Domestic violence after divorce can impact an existing child custody order. The terms of the child custody order can get changed in response to domestic violence. A North Carolina child custody lawyer can answer your questions about how custody is affected by domestic violence after divorce.
Who Could Be Subject to a Domestic Violence Order
In North Carolina, a person can request a protective order if they are the victim of domestic violence perpetrated by a current or former spouse or romantic partner, grandparent, current or former member of the household, or a person who shares a child with the victim. Orders of protection are available for adults or children who are the victims of domestic violence.
In North Carolina, domestic violence can include threats to harm the person, sexual assault, or bodily injury from physical violence. When you combine any of these three actions with the required relationship of the abuser and victim, the situation could be a candidate for an order of protection from domestic violence. When a domestic violence order gets entered after a divorce, an existing child custody order could get modified as a result.
How Domestic Violence Can Change the Custody Terms
Domestic violence after divorce can impact both custody and visitation terms. Let’s say that divorced parents have 50/50 custody of their child. Here are several scenarios that explain how a domestic violence order of protection can affect the existing child custody order:
- One of the parents gets a domestic violence order entered against them for abusing the child. The terms of the existing child custody arrangements would likely get altered so that, at least temporarily, the child would no longer live with the abusive parent. If visitation were to get ordered, it would probably be supervised visitation. Depending on the facts of the situation, it is possible that the domestic violence could result in a termination of that parent’s parental rights to this child.
- One of the parents assaulted the other parent at a custody exchange. The assault resulted in significant bodily injury to that parent. The terms of the existing child custody arrangements could get altered to grant the non-violent parent sole physical custody of the child with supervised visitation, no visitation, or termination of the parental rights of the parent who assaulted the other parent.
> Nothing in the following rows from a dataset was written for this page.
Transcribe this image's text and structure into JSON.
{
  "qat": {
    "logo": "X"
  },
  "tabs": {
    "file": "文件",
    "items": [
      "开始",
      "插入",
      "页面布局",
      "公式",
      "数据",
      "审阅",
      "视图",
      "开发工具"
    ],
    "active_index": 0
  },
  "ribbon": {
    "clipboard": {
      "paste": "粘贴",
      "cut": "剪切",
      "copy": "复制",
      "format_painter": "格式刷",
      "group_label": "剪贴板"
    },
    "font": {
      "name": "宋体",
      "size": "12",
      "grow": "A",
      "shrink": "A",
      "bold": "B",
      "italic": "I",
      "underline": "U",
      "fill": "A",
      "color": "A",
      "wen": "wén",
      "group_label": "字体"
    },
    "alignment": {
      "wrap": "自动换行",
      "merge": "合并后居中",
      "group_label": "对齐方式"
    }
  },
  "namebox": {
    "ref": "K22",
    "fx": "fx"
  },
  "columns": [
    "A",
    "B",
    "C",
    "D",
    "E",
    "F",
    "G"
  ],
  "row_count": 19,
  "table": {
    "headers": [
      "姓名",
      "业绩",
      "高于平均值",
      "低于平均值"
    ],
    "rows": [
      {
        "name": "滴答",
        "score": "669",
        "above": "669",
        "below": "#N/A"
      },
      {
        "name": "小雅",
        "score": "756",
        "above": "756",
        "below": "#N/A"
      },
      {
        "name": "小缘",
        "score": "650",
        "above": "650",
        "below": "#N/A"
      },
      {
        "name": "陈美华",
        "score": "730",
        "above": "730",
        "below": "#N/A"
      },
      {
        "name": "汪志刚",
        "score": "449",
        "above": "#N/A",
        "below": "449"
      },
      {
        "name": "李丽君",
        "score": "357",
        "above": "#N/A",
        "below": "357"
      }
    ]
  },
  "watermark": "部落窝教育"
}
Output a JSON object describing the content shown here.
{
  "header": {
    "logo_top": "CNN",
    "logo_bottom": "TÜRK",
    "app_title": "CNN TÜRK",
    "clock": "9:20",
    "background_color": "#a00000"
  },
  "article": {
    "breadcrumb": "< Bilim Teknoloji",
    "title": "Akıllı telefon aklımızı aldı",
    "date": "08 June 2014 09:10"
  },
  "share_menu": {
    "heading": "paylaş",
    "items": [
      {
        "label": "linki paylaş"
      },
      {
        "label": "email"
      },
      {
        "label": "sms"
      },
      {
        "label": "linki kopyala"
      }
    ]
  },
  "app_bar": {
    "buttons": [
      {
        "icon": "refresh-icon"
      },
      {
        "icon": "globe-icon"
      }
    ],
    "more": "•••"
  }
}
- Sometimes the domestic violence does not get committed by either parent, but by someone in their household, another friend or relative, a romantic partner, or someone to whom one of the parents entrusted the child. If the court finds that the parent knew about the risk of abuse to the child and did not take reasonable measures to protect the child from that harm, that parent could lose their custody and possibly visitation, if not parental rights.
Also, child custody orders can get modified as a practical matter if one of the parents goes to jail or prison for their conduct. The judge handling the child custody order would need to be aware of any such incarceration. The ultimate guiding principle for the judge will be entering a custody order that serves the best interest of the child, including the child’s safety. You will want to talk to a North Carolina child custody lawyer if you find yourself in one of these situations or anticipate the possibility of domestic violence. Get in touch with our office today for help with your case.